We’re looking forward to what I think is the first London-based seminar of the year, for what I hope will be a counterblast to some of the lazy coverage in the mainstream media seeking to explain the success of Squid Game and other icons of Korean popular culture.
Cultural Industries and Cultural Policy in Asia
Anthony Y.H. Fung (The Chinese University of Hong Kong and Beijing Normal University) & Shin Dong Kim (Hallym University, Korea)
Date: 17 January 2022, 1pm-2:30pm via Zoom
Register via SOAS website
Part I: Cultural Industries and Cultural Policy in China: A case study of game industries by Anthony Y.H. Fung

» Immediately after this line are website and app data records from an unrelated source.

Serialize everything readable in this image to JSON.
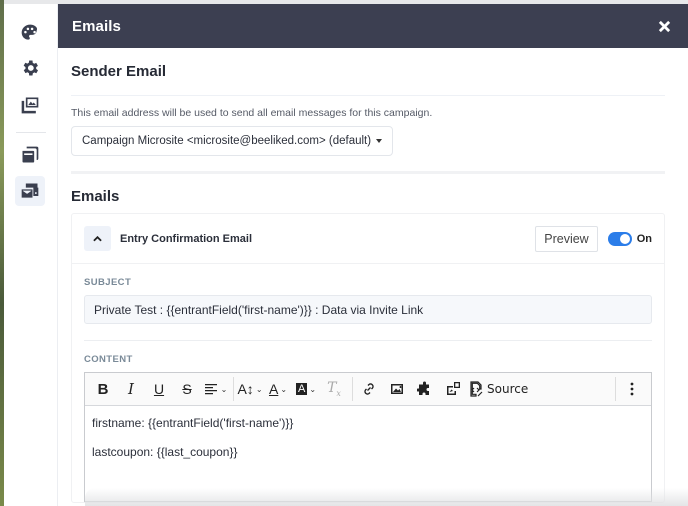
{
  "panel": {
    "title": "Emails",
    "close_icon": "close-icon"
  },
  "sidebar": {
    "items": [
      {
        "name": "palette",
        "icon": "palette-icon",
        "active": false
      },
      {
        "name": "settings",
        "icon": "gear-icon",
        "active": false
      },
      {
        "name": "images",
        "icon": "images-icon",
        "active": false
      },
      {
        "name": "pages",
        "icon": "windows-icon",
        "active": false
      },
      {
        "name": "emails",
        "icon": "email-stack-icon",
        "active": true
      }
    ]
  },
  "sender": {
    "title": "Sender Email",
    "help": "This email address will be used to send all email messages for this campaign.",
    "selected": "Campaign Microsite <microsite@beeliked.com> (default)"
  },
  "emails": {
    "title": "Emails",
    "card": {
      "title": "Entry Confirmation Email",
      "preview_label": "Preview",
      "toggle_on": true,
      "toggle_label": "On",
      "subject_label": "SUBJECT",
      "subject_value": "Private Test : {{entrantField('first-name')}} : Data via Invite Link",
      "content_label": "CONTENT",
      "toolbar": {
        "source_label": "Source",
        "tools": [
          "bold",
          "italic",
          "underline",
          "strikethrough",
          "align",
          "font-size",
          "text-color",
          "background-color",
          "remove-format",
          "link",
          "image",
          "plugin",
          "embed",
          "source",
          "more"
        ]
      },
      "body_lines": [
        "firstname: {{entrantField('first-name')}}",
        "lastcoupon: {{last_coupon}}"
      ]
    }
  },
  "colors": {
    "header_bg": "#3c3f51",
    "toggle_accent": "#2b7de9",
    "label_gray": "#7a8a98"
  }
}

The talk focuses on the development of creative industries in China with game industries as an example of cultural commodities that is subjected to both constraints of the market and of the politics, which, at some points, can be contradictory to each other. Specifically, it highlights how the state has managed the development of game industries with both measures for protecting the local game markets and measures to ensure that ideologies of game content do not deviate too much from state ideologies, but at the same time, Chinese games can serve as soft power of China.
Part II: Cultural Industries and Cultural Policy in Korea by Shin Dong Kim
The rapid development of Korea’s cultural industries in film, drama, games, and other areas has attracted global attention in recent years. State policy on the cultural industries was one of the most and frequent topics of interest. While the state of Korea has tried to develop its own policy to support the culture industries, its realistic role and impact for the development seem to be much overstated. As the misconceived argument keeps being circulated, it is establishing its own fake truth. It’s about time for us to straighten up the misunderstandings. We will also discuss the state intervention in comparison of the Chinese case.
Anthony Y.H. Fung is Director of Hong Kong Institute of Asia-Pacific Studies and Director of Global Studies Program at the Chinese University of Hong Kong. He is also Professor in the School of Journalism and Communication at the Chinese University of Hong Kong and Professor in the School of Art and Communication at Beijing Normal University at Beijing. His research interests and teaching focus on popular culture and cultural studies, popular music, gender and youth identity, cultural industries and policy, and digital media studies. He published widely in international journals, and authored and edited more than 20 Chinese and English books. His recent books are Youth Cultures in China (2016 under Polity Press) (coauthored with de Kloet), Global Game Industries and Cultural Policy (2016 under Palgrave Macmillan), Hong Kong Game Industry, Cultural Policy and East Asian Rivalry (2018 under Rowman & Littlefield), and Made in Hong Kong: Studies in Popular Music (Routledge, 2020).
Shin Dong Kim is Professor at the Media School of Hallym University in Korea. His research and teaching area covers culture industries and policy, global media culture, east Asian cinema and history, etc. He served as the Visiting Professor to the Chinese University of Hong Kong in the last semester. Aside from his university duty, he is leading a civic think tank, Knowledge Coop for Good Governance located in Seoul. The Coop publishes policy papers and organizes seminars and fora among other activities. Dr. Kim recently published on the digitalization of the K-pop, and globalization of the Korean film industry. He also is working on ‘media coevolution’ which conceptualizes the mutual development of platforms and contents in media industries.